╭─ Data extract
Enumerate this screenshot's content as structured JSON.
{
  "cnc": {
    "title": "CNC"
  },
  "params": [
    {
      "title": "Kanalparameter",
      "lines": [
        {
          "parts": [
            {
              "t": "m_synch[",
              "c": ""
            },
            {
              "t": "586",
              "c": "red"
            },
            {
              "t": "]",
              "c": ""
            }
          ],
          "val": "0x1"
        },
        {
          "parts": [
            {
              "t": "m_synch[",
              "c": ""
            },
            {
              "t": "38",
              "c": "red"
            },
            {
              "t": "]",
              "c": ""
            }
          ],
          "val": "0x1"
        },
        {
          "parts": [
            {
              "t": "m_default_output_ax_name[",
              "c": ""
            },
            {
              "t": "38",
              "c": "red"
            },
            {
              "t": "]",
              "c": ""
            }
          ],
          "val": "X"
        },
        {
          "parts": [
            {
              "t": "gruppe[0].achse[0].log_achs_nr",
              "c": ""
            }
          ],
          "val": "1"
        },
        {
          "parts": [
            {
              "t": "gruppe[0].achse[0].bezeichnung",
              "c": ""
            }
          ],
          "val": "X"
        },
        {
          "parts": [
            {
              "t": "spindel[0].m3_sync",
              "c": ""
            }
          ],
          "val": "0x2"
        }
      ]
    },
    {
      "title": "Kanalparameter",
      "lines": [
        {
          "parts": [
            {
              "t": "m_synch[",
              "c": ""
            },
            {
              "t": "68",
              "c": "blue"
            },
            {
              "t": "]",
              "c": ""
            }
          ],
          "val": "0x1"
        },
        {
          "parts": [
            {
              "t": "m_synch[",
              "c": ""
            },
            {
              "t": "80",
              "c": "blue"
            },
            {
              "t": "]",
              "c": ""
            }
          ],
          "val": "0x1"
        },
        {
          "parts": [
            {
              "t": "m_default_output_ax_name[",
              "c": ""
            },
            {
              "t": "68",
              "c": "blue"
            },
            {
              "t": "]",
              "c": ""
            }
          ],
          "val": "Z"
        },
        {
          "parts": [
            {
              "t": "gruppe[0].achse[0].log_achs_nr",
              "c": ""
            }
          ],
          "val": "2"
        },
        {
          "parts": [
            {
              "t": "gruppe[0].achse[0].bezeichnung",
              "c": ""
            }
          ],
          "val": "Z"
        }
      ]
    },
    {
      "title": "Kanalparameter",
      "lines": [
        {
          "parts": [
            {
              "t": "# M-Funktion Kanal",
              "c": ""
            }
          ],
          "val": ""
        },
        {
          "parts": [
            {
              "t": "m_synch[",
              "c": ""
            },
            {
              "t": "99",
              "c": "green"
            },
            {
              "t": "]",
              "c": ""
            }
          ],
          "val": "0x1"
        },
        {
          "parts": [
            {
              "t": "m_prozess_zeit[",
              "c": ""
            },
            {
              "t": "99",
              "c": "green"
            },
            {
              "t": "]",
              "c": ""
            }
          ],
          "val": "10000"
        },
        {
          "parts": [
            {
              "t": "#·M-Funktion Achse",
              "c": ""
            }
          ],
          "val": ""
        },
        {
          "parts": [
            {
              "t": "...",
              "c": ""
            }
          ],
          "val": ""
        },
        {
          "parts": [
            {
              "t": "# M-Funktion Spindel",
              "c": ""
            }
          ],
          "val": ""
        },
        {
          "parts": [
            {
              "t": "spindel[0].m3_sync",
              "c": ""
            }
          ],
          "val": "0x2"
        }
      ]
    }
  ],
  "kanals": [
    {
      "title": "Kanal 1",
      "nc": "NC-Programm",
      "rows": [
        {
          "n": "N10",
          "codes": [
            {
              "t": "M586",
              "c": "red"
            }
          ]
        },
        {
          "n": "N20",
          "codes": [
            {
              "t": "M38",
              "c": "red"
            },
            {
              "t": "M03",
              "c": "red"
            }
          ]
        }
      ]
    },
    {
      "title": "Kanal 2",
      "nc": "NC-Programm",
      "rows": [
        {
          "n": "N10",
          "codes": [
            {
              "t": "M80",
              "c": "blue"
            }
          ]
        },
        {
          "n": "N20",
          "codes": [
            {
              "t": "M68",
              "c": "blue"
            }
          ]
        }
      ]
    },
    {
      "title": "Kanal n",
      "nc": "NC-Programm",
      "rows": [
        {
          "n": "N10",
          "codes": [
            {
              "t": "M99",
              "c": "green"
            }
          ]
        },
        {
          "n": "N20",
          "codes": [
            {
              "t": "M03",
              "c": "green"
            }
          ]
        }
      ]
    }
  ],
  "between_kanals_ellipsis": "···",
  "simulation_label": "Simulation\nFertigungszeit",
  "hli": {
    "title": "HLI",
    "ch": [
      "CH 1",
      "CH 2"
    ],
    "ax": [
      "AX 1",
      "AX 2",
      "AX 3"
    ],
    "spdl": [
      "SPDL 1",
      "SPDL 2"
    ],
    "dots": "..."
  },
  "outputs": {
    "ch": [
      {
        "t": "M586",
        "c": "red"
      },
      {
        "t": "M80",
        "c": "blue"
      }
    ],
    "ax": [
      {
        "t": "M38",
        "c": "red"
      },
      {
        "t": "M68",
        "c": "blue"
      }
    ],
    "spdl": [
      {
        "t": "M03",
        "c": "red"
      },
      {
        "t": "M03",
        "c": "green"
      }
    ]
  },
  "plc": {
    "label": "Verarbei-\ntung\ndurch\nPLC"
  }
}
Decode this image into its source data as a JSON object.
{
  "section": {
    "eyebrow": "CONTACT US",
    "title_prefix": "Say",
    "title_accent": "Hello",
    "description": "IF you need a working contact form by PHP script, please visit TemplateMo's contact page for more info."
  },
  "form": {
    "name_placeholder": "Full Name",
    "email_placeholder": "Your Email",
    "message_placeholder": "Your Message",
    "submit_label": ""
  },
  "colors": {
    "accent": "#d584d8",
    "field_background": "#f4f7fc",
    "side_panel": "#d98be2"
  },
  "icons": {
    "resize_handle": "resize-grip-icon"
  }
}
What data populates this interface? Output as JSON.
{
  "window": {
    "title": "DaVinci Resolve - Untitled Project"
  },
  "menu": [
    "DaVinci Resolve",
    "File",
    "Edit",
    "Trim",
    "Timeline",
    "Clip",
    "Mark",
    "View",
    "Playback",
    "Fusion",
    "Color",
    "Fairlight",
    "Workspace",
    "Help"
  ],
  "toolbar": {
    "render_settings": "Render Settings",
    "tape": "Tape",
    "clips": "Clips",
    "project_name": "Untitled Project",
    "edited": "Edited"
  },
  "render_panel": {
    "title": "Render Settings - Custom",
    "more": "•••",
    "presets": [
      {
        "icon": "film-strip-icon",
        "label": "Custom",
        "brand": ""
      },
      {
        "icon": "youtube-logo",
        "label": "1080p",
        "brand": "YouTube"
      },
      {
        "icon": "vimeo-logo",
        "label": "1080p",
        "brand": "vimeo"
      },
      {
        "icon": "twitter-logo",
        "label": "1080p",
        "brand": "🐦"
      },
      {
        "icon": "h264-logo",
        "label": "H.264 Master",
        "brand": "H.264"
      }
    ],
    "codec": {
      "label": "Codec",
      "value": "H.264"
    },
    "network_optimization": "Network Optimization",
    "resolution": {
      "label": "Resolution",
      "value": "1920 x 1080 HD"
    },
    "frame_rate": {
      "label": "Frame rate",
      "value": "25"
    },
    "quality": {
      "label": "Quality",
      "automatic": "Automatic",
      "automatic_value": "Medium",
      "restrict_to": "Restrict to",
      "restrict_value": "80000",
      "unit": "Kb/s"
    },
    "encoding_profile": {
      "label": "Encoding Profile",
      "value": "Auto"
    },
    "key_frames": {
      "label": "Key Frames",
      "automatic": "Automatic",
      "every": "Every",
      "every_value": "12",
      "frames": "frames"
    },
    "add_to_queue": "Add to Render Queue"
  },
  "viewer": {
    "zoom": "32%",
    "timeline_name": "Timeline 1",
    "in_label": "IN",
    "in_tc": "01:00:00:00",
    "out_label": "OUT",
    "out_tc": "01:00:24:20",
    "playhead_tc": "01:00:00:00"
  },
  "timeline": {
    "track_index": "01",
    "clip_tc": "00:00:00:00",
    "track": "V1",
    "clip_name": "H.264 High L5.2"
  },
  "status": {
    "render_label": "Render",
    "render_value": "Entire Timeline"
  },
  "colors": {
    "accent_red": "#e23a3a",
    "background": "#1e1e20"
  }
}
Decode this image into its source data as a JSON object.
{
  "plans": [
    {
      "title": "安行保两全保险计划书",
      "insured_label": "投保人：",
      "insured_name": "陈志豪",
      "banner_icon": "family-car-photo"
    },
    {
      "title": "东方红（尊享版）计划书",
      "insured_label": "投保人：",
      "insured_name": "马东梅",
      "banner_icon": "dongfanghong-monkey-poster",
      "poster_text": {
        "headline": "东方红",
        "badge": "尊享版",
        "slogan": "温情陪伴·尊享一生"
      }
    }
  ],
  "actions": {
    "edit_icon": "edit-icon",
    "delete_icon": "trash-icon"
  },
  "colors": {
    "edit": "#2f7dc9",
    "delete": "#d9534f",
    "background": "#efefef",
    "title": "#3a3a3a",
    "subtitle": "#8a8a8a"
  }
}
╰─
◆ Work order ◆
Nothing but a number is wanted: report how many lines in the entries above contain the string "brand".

◆ Solution to this exercise ◆
5